A spokesman for Florida’s secretary of state’s office, which is responsible for ensuring candidates are eligible to run, did not return phone calls or emails over two days this week.
Mariner on Tuesday night defeated Republican Greg Musselwhite, a former pipe-fitter and welding inspector who also lost the election in 2020 to incumbent Rep. Alcee Hastings, D-Fla., who died earlier this year. Over two months, Mariner’s campaign committee raised $22,553 and spent $18,310 ahead of the two-person primary, including only modest support from the Republican Party.
Musselwhite laughed Thursday when asked about Mariner's eligibility. He said he was unsure whether he will contest the outcome. He said he trusted Florida's officials to confirm his opponent was qualified to run for office.
“I guess I trusted the system a little too much,” he said. He later added: “Best case, they call another special election. Worst case, there will be no Republican on the ballot.”
On the Democrats’ side, election officials were recounting ballots Thursday after Dale V.C. Holness led Sheila Cherfilus-McCormick by only 12 votes, or two-tenths of a percentage point, out of more than 49,000 votes cast.
The deputy director of the Florida Rights Restoration Coalition, Neil Volz, which supported passage of the constitutional amendment and pushed for the new clemency reforms earlier this year, acknowledged that ex-felons under the new rules must submit to a process before they can legally hold political office.
“The nightmare scenario is, someone is eligible but the government bureaucracy is holding hostage the ability for them to move forward with their lives,” said Volz, who had been monitoring Mariner’s political campaign because of his criminal past.
It wasn’t clear why no one raised questions about Mariner’s eligibility as a candidate until after he won the primary. The supervisor of elections for Palm Beach County, where Mariner first registered to vote in March 2020, said the state Division of Elections in Tallahassee – under the secretary of state – was supposed to determine whether federal candidates are eligible.

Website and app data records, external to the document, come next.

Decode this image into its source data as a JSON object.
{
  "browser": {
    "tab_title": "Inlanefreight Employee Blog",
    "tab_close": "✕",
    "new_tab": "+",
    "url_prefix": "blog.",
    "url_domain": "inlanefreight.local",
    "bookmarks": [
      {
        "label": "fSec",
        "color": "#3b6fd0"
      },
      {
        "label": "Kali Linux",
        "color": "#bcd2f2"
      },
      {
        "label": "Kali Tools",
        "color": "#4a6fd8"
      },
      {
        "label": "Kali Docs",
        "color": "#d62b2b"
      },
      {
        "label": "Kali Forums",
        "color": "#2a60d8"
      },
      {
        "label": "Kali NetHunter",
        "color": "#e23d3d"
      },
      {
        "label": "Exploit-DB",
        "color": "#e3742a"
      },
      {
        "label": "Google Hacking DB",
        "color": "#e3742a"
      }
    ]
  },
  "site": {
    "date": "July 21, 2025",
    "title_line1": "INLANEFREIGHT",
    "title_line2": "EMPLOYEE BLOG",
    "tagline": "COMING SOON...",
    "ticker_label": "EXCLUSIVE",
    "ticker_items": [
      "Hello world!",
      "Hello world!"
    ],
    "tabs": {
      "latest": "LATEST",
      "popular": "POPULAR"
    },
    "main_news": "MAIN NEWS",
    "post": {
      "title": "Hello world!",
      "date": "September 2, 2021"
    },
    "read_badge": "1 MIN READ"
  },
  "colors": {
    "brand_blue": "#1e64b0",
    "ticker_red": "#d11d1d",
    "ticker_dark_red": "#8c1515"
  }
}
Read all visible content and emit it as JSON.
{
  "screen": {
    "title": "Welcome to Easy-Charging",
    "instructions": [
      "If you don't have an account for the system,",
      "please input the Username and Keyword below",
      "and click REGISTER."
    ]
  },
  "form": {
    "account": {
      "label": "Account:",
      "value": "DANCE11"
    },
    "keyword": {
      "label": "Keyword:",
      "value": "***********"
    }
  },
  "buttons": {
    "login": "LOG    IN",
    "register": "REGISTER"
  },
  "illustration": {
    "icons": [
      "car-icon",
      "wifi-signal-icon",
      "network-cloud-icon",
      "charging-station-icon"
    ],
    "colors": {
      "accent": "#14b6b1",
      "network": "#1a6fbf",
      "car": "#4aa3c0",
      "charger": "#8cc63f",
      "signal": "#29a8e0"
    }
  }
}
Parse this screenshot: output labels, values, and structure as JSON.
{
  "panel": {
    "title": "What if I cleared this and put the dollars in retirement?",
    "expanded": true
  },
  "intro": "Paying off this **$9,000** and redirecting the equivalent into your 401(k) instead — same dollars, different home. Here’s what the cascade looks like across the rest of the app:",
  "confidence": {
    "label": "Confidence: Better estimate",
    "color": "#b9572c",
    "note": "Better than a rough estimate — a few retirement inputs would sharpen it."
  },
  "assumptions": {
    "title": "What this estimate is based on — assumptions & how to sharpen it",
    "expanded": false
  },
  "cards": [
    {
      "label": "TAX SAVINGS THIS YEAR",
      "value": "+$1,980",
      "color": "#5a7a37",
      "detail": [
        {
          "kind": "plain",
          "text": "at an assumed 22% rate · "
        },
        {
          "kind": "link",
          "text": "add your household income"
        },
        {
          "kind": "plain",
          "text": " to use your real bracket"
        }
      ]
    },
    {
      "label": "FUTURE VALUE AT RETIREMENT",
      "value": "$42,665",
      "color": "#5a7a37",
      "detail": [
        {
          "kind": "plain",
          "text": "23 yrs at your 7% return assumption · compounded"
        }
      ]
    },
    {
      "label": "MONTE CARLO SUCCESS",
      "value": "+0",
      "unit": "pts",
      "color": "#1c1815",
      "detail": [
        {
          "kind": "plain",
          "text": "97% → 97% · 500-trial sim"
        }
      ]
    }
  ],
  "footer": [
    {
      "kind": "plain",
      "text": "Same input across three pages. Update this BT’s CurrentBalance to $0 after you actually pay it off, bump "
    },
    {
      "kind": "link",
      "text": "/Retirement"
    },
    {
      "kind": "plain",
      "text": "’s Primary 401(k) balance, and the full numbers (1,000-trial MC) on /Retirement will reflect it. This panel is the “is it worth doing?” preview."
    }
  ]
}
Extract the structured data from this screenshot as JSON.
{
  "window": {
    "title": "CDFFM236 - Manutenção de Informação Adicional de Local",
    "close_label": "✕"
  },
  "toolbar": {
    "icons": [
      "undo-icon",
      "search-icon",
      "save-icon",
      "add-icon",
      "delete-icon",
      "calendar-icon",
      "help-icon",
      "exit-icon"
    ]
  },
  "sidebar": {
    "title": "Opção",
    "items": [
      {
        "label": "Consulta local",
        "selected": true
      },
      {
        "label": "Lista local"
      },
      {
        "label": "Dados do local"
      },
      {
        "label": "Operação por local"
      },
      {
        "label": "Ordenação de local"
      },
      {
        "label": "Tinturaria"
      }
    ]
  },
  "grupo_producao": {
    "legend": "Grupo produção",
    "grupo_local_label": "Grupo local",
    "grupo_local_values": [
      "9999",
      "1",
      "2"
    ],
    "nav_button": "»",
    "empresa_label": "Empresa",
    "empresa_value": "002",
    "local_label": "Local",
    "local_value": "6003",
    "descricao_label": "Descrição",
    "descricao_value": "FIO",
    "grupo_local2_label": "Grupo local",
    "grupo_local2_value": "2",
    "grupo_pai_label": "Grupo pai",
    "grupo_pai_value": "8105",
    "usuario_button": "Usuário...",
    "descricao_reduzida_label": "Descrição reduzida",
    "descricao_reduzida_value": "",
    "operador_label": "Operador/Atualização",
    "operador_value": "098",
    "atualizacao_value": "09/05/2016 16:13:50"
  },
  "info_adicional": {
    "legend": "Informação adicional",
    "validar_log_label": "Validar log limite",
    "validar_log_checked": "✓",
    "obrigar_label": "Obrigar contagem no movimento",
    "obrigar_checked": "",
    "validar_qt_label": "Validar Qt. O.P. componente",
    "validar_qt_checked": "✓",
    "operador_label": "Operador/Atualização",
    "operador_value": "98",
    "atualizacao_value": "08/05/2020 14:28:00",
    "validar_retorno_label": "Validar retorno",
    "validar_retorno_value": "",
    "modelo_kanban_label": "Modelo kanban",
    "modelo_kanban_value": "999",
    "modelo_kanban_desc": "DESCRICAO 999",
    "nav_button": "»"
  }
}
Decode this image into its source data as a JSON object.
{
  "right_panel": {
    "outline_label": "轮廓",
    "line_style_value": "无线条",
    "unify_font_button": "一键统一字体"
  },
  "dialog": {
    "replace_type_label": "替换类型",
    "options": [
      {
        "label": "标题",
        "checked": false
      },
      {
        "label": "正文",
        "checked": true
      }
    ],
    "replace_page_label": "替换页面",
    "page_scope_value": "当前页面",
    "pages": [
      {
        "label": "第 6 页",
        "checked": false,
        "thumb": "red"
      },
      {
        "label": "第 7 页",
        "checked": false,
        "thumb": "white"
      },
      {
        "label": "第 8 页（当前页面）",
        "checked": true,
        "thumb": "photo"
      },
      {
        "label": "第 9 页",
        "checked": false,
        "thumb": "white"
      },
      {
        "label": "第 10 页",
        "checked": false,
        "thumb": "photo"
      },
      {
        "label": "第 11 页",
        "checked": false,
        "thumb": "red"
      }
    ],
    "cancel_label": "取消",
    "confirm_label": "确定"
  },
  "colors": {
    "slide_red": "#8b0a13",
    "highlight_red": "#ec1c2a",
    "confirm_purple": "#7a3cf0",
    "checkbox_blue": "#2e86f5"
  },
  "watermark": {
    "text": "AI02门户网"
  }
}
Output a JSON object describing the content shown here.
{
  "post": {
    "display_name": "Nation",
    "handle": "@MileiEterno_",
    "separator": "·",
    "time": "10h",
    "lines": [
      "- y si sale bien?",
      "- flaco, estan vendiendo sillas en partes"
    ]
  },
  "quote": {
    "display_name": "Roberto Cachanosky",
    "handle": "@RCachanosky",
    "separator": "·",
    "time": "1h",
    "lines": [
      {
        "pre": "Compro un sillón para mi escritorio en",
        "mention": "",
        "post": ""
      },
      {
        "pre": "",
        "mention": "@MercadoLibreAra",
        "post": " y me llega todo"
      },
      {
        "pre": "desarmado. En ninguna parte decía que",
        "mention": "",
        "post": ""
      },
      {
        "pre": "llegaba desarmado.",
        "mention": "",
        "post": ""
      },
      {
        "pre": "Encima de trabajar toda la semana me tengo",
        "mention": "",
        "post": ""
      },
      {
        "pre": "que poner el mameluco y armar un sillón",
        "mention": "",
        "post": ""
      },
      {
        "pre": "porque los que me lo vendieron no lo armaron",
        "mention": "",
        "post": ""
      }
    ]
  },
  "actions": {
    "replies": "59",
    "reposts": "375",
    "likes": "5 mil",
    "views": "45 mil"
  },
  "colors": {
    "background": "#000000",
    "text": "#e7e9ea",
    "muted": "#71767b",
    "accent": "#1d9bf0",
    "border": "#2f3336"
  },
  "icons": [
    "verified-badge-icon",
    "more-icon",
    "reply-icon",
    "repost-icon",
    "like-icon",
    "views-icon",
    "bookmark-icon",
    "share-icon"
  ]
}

The South Florida Sun Sentinel newspaper in Fort Lauderdale endorsed Mariner in the Republican primary and noted that he had regained his right to vote through the constitutional amendment, but its endorsement did not specify whether it had confirmed that Mariner could hold office if elected.
Mariner is the manager of Adskinz LLC, a small advertising firm in West Palm Beach he started in 2017 and pays drivers to affix logos and slogans to their vehicles on behalf of paying advertisers. The U.S. government in April forgave a $24,700 loan it provided to Adskinz under a program to help small businesses during the pandemic.
In his email Thursday, Mariner described himself as “a father, businessman, someone who has turned their life around, and now as a U.S. congressional primary race winner,” and said he understands those who try to overcome past struggles.
Police in Delray Beach said they watched Mariner buy crack cocaine at a home in April 2012, and he tried to swallow it when an officer pulled over his car for speeding moments later, according to court records. He pleaded guilty and was sentenced to 14 months in prison and fined $2,792.
In December 2011, Delray Beach police said Mariner stole a Greyhound Bus sign they found in his apartment and accused him of stealing four brass urns from a cemetery and selling them for $30 worth of scrap metal.
In May 2014, police in Riviera Beach said Mariner spit at and tried to punch another driver, and damaged the other driver’s pickup, during a road rage incident in front of a Dunkin' Donuts.
Mariner also has a history of traffic violations, including tickets accusing him of speeding 93 mph on I-95 last year and careless driving earlier this year. His license was suspended during the summer until August, just before he began campaigning for Congress.
This story was produced by Fresh Take Florida, a news service of the University of Florida College of Journalism and Communications. The reporter can be reached at email@example.com.